As mentioned in the initial IPPS and LTCH PPS rules, CMS is focusing on price transparency to help curb costs for patients. Price transparency should help patients prepare for the costs of their care, shop around for the best value treatment, and potentially create market pressure to drive down overall costs.
“How many of us have received a healthcare service only to find out later we could have received it someplace else for less?” Verma posited.
“The lack of price transparency has resulted in a system that denies a patient the ability to make value-based health decisions centered on out-of-pocket costs. When patients are left in the dark, there is little opportunity for patients to take cost into account for shopable services. Today it's not unusual to see a 50 to 75 percent price discrepancy for the same procedure in the same geographic location.”
Price transparency tools, even nascent tools such as those CMS is requiring, will ideally drive patient empowerment and give patients the tools they need to make informed healthcare decisions, Verma noted.
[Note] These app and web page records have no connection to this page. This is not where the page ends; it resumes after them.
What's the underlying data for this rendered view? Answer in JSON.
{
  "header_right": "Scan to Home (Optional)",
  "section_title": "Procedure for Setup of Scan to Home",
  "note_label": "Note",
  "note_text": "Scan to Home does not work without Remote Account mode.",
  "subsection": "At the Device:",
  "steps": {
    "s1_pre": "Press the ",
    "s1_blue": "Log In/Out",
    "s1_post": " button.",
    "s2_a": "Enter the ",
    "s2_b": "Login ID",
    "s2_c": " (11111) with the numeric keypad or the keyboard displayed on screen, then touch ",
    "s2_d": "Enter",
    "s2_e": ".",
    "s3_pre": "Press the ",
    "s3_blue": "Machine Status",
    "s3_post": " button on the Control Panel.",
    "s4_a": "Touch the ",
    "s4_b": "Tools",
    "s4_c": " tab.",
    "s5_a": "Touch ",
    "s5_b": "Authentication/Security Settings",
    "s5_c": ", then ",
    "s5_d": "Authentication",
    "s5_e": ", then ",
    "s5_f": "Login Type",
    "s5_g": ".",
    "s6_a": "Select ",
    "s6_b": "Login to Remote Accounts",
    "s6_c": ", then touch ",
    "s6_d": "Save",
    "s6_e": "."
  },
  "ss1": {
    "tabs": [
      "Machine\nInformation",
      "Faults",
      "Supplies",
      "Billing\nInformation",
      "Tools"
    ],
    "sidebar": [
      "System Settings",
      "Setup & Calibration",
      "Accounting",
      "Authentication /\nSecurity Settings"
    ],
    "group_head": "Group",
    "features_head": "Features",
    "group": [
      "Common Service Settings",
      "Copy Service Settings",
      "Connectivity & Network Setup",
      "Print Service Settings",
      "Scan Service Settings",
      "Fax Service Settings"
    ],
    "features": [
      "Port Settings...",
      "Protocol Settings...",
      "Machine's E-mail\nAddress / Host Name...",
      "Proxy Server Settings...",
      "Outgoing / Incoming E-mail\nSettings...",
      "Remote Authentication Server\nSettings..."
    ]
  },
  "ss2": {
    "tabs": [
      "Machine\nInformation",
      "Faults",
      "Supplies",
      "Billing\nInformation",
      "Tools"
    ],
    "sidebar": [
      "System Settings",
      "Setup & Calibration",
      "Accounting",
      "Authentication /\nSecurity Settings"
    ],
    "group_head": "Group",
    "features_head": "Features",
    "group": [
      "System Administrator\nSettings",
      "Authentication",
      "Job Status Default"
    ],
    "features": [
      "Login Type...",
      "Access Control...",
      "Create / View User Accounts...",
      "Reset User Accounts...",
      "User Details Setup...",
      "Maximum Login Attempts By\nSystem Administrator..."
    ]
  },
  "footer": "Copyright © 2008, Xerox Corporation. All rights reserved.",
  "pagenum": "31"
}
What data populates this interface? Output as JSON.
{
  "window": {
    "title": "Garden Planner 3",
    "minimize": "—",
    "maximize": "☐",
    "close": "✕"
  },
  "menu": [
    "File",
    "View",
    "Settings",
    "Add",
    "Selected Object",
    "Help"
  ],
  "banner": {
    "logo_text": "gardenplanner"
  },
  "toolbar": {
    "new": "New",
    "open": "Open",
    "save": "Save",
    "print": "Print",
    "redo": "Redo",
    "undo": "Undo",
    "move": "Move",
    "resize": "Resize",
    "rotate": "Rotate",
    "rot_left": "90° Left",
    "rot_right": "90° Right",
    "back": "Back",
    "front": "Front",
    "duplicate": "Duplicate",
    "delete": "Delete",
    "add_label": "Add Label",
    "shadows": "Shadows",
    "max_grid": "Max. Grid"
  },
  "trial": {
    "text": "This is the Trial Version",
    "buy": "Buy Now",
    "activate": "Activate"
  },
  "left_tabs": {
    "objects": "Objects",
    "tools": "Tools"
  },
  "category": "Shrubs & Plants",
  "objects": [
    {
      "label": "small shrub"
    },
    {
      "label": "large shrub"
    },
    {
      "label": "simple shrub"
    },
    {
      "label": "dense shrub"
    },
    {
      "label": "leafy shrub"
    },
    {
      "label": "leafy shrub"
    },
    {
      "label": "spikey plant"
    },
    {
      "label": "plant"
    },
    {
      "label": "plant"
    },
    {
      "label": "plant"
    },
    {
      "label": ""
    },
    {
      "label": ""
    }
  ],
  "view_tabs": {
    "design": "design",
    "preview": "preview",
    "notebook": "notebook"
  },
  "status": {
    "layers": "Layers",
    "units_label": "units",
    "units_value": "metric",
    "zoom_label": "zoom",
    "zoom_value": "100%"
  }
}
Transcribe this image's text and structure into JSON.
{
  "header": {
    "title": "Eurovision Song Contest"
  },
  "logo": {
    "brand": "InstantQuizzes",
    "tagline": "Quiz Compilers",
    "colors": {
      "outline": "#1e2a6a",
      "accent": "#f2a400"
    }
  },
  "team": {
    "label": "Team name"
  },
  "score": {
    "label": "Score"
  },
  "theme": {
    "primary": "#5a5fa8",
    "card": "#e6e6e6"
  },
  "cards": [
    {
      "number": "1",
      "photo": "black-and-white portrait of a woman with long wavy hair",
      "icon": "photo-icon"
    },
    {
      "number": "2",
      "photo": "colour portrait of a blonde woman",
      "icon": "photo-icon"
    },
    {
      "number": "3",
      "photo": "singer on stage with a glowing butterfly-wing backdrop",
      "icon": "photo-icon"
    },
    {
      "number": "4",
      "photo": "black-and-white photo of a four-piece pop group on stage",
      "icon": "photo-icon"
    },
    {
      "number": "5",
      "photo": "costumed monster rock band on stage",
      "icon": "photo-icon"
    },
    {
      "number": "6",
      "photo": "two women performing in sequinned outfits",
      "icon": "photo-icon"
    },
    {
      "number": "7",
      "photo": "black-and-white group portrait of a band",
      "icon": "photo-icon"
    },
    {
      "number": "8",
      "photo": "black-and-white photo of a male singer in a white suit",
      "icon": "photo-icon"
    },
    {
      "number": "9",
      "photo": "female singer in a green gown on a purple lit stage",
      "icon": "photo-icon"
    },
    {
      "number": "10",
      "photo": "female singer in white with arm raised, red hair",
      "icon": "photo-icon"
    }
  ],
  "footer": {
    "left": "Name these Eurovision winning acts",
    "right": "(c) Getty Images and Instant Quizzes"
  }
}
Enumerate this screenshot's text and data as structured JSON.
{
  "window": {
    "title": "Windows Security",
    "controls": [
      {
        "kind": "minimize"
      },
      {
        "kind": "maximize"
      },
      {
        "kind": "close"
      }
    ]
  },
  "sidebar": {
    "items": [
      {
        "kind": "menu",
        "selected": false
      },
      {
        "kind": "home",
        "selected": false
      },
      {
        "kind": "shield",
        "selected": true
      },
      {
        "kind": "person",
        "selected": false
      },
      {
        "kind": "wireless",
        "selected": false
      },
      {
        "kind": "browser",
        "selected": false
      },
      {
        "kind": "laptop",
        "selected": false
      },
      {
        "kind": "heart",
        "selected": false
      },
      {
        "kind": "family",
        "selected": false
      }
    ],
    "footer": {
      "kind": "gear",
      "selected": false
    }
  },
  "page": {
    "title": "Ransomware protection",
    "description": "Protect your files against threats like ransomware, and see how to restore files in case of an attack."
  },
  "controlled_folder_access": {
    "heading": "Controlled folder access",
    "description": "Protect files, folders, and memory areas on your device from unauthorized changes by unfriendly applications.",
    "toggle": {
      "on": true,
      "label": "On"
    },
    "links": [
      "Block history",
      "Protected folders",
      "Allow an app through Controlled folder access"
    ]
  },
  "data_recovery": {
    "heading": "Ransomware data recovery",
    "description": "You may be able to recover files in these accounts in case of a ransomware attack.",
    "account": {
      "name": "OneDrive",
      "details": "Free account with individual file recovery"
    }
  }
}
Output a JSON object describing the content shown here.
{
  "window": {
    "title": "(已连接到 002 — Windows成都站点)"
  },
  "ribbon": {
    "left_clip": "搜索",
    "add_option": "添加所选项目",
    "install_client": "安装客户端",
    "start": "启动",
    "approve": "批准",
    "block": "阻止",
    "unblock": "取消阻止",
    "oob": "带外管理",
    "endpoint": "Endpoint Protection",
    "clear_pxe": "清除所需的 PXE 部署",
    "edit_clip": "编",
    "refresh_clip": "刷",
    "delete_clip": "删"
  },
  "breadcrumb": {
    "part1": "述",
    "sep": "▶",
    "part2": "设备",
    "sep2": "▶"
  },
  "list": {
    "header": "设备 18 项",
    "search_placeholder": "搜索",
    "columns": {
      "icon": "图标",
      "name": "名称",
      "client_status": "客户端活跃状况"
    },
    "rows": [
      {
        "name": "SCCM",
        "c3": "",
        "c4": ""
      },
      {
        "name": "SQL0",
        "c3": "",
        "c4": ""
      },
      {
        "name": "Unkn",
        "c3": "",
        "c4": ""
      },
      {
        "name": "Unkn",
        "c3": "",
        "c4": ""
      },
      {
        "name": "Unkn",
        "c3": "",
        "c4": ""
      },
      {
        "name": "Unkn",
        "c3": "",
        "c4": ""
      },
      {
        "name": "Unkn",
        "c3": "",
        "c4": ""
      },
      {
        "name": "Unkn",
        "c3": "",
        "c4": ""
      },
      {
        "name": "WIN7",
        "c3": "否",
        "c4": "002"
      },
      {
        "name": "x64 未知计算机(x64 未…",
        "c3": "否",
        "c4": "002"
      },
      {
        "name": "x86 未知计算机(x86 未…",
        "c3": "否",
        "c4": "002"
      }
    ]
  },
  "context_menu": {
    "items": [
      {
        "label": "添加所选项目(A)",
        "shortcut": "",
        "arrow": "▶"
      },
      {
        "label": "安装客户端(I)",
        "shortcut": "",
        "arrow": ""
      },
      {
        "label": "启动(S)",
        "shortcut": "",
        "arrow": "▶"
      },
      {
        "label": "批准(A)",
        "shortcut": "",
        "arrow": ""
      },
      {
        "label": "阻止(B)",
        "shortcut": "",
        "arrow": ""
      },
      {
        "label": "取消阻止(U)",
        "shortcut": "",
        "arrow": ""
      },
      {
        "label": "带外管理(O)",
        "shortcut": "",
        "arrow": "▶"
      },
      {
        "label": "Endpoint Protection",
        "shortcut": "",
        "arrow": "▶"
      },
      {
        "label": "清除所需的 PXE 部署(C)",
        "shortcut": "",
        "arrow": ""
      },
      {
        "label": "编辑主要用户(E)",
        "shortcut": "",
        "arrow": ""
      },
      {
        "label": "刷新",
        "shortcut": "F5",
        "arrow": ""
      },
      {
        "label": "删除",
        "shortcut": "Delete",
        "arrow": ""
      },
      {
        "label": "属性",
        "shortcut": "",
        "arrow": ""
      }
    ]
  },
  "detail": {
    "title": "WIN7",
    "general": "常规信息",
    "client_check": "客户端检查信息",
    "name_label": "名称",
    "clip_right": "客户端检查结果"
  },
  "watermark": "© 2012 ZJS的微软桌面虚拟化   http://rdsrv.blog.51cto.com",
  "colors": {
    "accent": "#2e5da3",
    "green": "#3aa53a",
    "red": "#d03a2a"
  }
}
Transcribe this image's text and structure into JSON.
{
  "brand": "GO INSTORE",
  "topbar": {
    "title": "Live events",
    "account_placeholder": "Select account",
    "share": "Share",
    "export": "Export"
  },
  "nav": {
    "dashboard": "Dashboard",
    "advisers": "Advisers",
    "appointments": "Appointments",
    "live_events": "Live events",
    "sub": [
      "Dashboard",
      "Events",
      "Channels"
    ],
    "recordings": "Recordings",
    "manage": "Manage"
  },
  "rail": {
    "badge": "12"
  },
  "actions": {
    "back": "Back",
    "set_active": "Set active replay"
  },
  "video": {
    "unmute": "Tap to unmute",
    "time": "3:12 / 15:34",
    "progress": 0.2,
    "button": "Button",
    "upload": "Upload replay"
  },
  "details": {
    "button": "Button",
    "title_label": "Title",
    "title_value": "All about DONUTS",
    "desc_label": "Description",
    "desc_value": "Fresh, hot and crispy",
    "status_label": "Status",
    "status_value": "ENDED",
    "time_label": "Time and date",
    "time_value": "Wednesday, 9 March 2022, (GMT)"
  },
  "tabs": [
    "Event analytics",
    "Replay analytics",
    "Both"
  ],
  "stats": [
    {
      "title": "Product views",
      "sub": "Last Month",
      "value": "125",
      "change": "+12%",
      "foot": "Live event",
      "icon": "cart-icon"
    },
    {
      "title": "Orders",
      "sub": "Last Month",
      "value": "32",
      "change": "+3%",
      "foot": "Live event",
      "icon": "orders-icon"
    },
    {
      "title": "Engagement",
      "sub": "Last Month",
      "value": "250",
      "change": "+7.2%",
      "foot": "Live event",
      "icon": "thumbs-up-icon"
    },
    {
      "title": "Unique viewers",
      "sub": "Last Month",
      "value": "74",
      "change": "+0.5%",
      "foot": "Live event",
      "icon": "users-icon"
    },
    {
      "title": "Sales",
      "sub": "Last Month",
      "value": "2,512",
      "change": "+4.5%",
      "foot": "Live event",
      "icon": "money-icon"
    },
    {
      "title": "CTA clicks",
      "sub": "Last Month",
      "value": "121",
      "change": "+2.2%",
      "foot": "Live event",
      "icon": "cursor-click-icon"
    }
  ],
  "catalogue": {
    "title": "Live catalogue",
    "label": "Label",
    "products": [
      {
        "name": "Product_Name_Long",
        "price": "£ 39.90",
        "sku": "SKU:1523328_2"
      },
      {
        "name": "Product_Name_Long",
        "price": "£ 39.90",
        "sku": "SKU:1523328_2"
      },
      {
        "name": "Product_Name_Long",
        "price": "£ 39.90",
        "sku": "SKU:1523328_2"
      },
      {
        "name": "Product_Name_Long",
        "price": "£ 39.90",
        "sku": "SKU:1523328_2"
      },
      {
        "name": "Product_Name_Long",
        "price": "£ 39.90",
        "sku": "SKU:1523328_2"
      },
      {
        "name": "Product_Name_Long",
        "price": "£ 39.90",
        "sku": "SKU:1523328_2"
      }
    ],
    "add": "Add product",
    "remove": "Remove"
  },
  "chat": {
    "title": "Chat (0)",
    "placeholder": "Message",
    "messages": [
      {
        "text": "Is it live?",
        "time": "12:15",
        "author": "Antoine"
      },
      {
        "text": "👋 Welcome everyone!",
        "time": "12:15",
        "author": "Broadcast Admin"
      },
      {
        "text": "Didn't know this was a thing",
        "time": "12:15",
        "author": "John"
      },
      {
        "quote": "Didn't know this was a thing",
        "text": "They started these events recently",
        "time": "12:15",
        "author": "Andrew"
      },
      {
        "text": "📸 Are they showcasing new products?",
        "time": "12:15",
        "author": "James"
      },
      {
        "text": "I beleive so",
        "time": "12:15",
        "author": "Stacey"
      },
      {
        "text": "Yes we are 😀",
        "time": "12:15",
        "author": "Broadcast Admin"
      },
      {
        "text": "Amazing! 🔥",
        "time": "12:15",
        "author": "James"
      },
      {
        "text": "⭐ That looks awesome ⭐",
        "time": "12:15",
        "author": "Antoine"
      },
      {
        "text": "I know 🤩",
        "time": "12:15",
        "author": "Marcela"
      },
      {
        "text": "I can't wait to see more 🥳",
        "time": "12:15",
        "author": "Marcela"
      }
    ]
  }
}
“While the work we have done to empower patients by increasing transparency is unprecedented, we are just getting started as we work to increase price and quality transparency throughout the entire healthcare system,” she concluded. “We have to do more. We have to not only increase price transparency, but also recognize that the solution is not as simple as just revealing prices. We also need to make sure patients have the right information at the right time to make a decision.”